Exercise details. Keep each entry exactly as written when you repeat it, and skip the images.

Material provided.
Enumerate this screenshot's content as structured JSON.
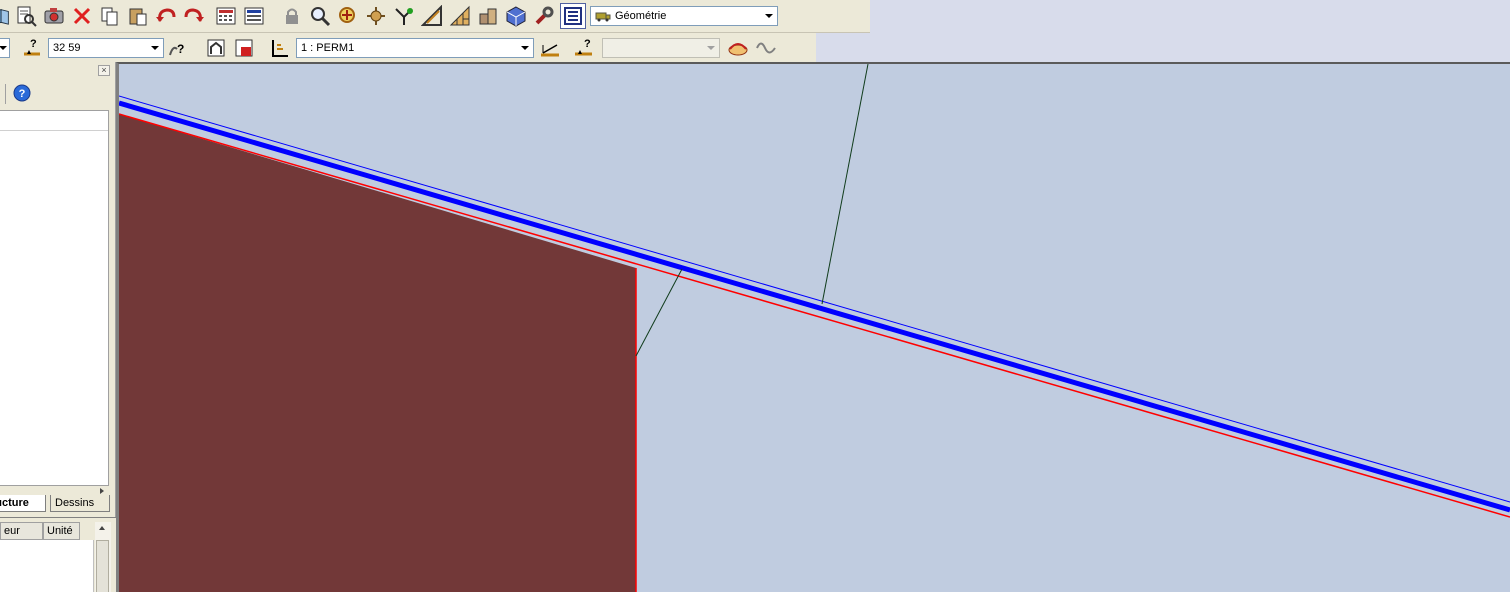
{
  "toolbar_main": {
    "icons": [
      "open-book-icon",
      "document-search-icon",
      "camera-icon",
      "close-red-icon",
      "copy-icon",
      "paste-icon",
      "undo-icon",
      "redo-icon",
      "calculator-icon",
      "calculator-alt-icon",
      "lock-icon",
      "zoom-icon",
      "zoom-target-icon",
      "pan-icon",
      "snap-icon",
      "measure-icon",
      "grid-icon",
      "layers-icon",
      "cube-icon",
      "wrench-icon",
      "view-mode-icon"
    ],
    "geometry_select": "Géométrie"
  },
  "toolbar_second": {
    "value_select": "32 59",
    "perm_select": "1 : PERM1",
    "empty_select": ""
  },
  "left_panel": {
    "close_glyph": "×",
    "tabs": [
      "ructure",
      "Dessins"
    ],
    "props_columns": [
      "eur",
      "Unité"
    ]
  },
  "colors": {
    "canvas_bg": "#c0cce0",
    "solid_fill": "#723838",
    "beam_blue": "#0000ff",
    "edge_red": "#ff0000",
    "guide_green": "#103c1c"
  }
}
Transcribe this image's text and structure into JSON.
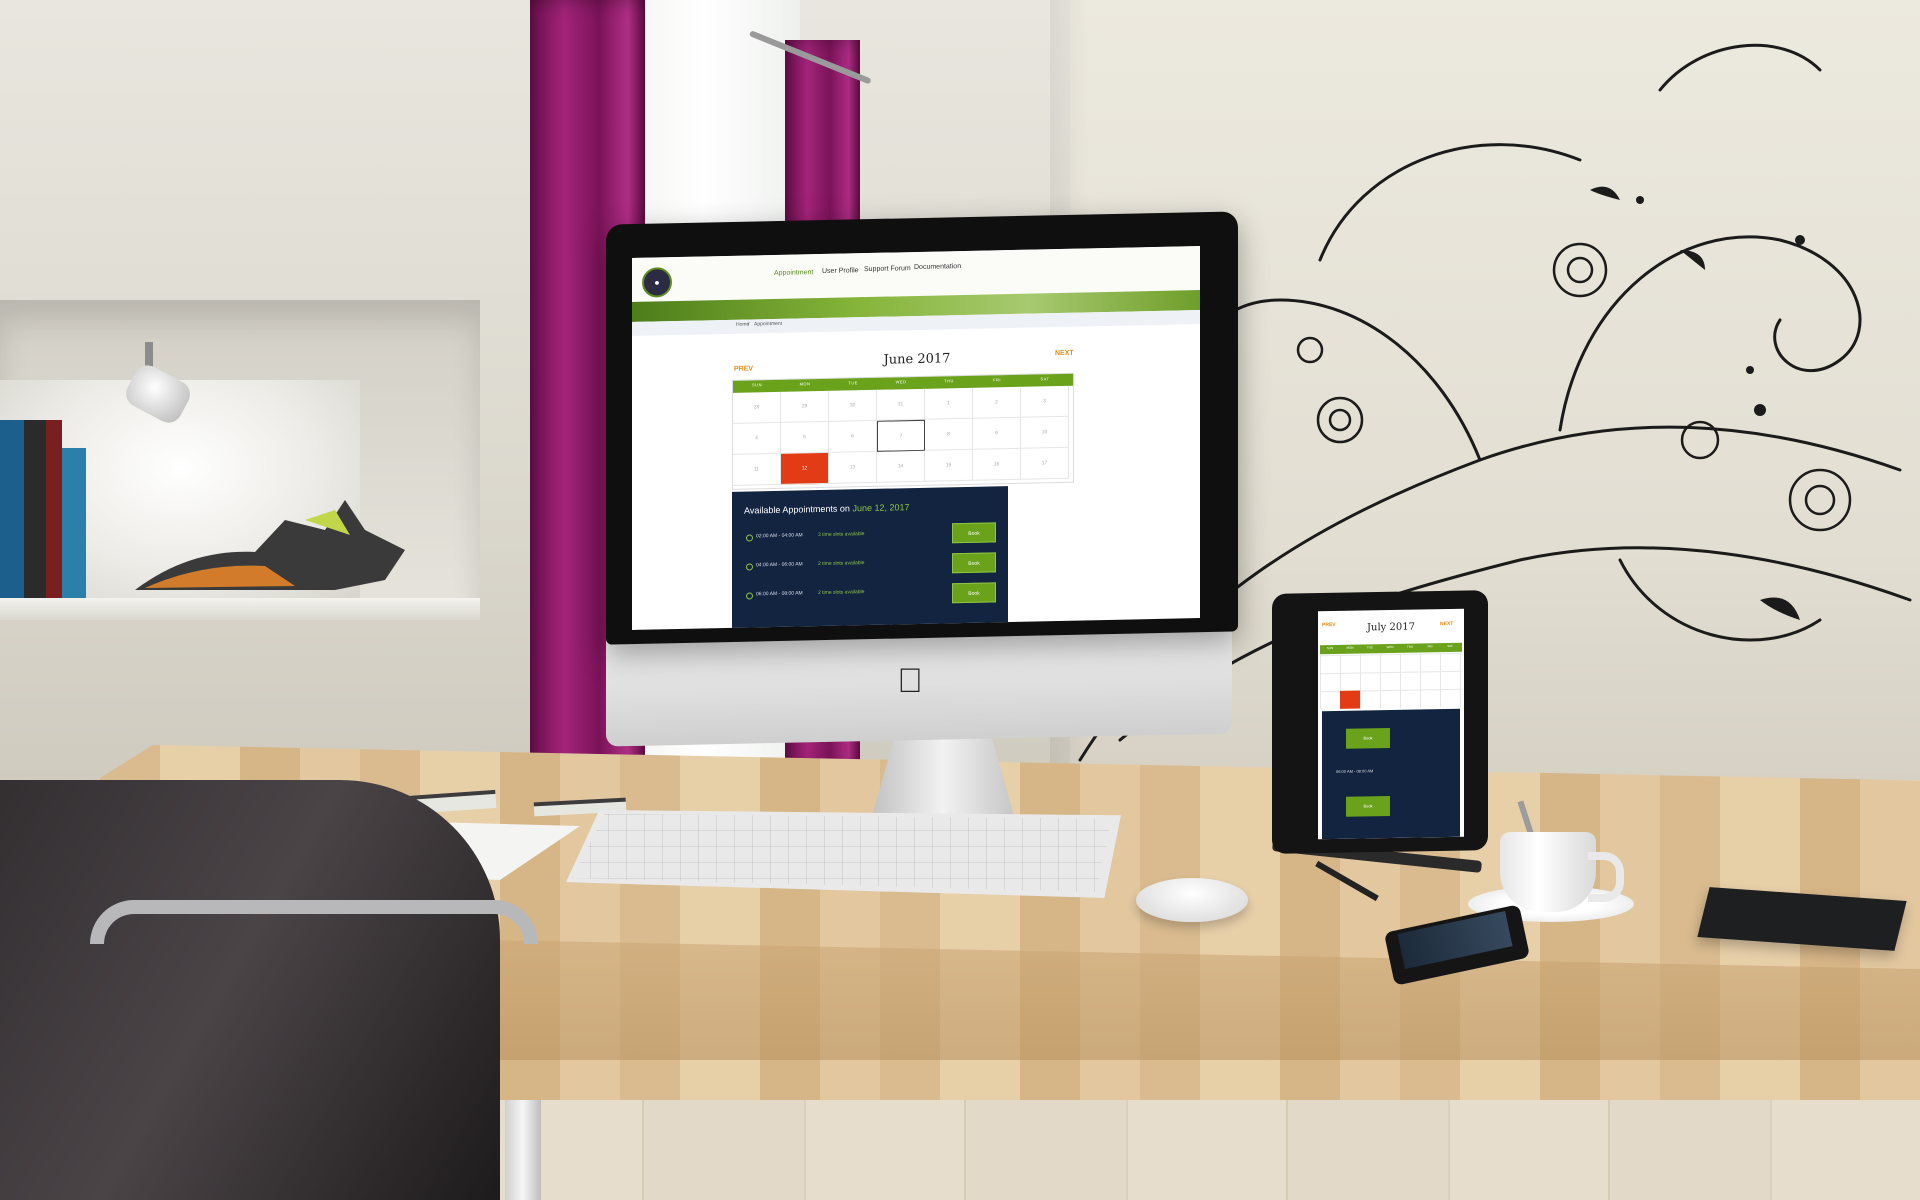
{
  "site": {
    "nav": [
      "Appointment",
      "User Profile",
      "Support Forum",
      "Documentation"
    ],
    "breadcrumb": [
      "Home",
      "/",
      "Appointment"
    ]
  },
  "calendar": {
    "prev_label": "PREV",
    "next_label": "NEXT",
    "month_title": "June 2017",
    "weekdays": [
      "SUN",
      "MON",
      "TUE",
      "WED",
      "THU",
      "FRI",
      "SAT"
    ],
    "days": [
      "28",
      "29",
      "30",
      "31",
      "1",
      "2",
      "3",
      "4",
      "5",
      "6",
      "7",
      "8",
      "9",
      "10",
      "11",
      "12",
      "13",
      "14",
      "15",
      "16",
      "17"
    ],
    "today": "12"
  },
  "appointments": {
    "title_prefix": "Available Appointments on",
    "date": "June 12, 2017",
    "slots": [
      {
        "time": "02:00 AM - 04:00 AM",
        "availability": "3 time slots available",
        "action": "Book"
      },
      {
        "time": "04:00 AM - 06:00 AM",
        "availability": "2 time slots available",
        "action": "Book"
      },
      {
        "time": "06:00 AM - 08:00 AM",
        "availability": "2 time slots available",
        "action": "Book"
      }
    ]
  },
  "tablet": {
    "prev_label": "PREV",
    "next_label": "NEXT",
    "month_title": "July 2017",
    "weekdays": [
      "SUN",
      "MON",
      "TUE",
      "WED",
      "THU",
      "FRI",
      "SAT"
    ],
    "slot_time": "06:00 AM - 08:00 AM",
    "book_label": "Book"
  },
  "colors": {
    "accent_green": "#6aa21c",
    "panel_navy": "#132441",
    "today_red": "#e23b16",
    "nav_orange": "#e58a12",
    "curtain_magenta": "#a3247a"
  },
  "icons": [
    "apple-logo-icon"
  ]
}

Expected output.
Enumerate this screenshot's content as structured JSON.
{
  "toolbar_main": {
    "icons": [
      "open-book-icon",
      "document-search-icon",
      "camera-icon",
      "close-red-icon",
      "copy-icon",
      "paste-icon",
      "undo-icon",
      "redo-icon",
      "calculator-icon",
      "calculator-alt-icon",
      "lock-icon",
      "zoom-icon",
      "zoom-target-icon",
      "pan-icon",
      "snap-icon",
      "measure-icon",
      "grid-icon",
      "layers-icon",
      "cube-icon",
      "wrench-icon",
      "view-mode-icon"
    ],
    "geometry_select": "Géométrie"
  },
  "toolbar_second": {
    "value_select": "32 59",
    "perm_select": "1 : PERM1",
    "empty_select": ""
  },
  "left_panel": {
    "close_glyph": "×",
    "tabs": [
      "ructure",
      "Dessins"
    ],
    "props_columns": [
      "eur",
      "Unité"
    ]
  },
  "colors": {
    "canvas_bg": "#c0cce0",
    "solid_fill": "#723838",
    "beam_blue": "#0000ff",
    "edge_red": "#ff0000",
    "guide_green": "#103c1c"
  }
}
Transcribe this image's text and structure into JSON.
{
  "site": {
    "nav": [
      "Appointment",
      "User Profile",
      "Support Forum",
      "Documentation"
    ],
    "breadcrumb": [
      "Home",
      "/",
      "Appointment"
    ]
  },
  "calendar": {
    "prev_label": "PREV",
    "next_label": "NEXT",
    "month_title": "June 2017",
    "weekdays": [
      "SUN",
      "MON",
      "TUE",
      "WED",
      "THU",
      "FRI",
      "SAT"
    ],
    "days": [
      "28",
      "29",
      "30",
      "31",
      "1",
      "2",
      "3",
      "4",
      "5",
      "6",
      "7",
      "8",
      "9",
      "10",
      "11",
      "12",
      "13",
      "14",
      "15",
      "16",
      "17"
    ],
    "today": "12"
  },
  "appointments": {
    "title_prefix": "Available Appointments on",
    "date": "June 12, 2017",
    "slots": [
      {
        "time": "02:00 AM - 04:00 AM",
        "availability": "3 time slots available",
        "action": "Book"
      },
      {
        "time": "04:00 AM - 06:00 AM",
        "availability": "2 time slots available",
        "action": "Book"
      },
      {
        "time": "06:00 AM - 08:00 AM",
        "availability": "2 time slots available",
        "action": "Book"
      }
    ]
  },
  "tablet": {
    "prev_label": "PREV",
    "next_label": "NEXT",
    "month_title": "July 2017",
    "weekdays": [
      "SUN",
      "MON",
      "TUE",
      "WED",
      "THU",
      "FRI",
      "SAT"
    ],
    "slot_time": "06:00 AM - 08:00 AM",
    "book_label": "Book"
  },
  "colors": {
    "accent_green": "#6aa21c",
    "panel_navy": "#132441",
    "today_red": "#e23b16",
    "nav_orange": "#e58a12",
    "curtain_magenta": "#a3247a"
  },
  "icons": [
    "apple-logo-icon"
  ]
}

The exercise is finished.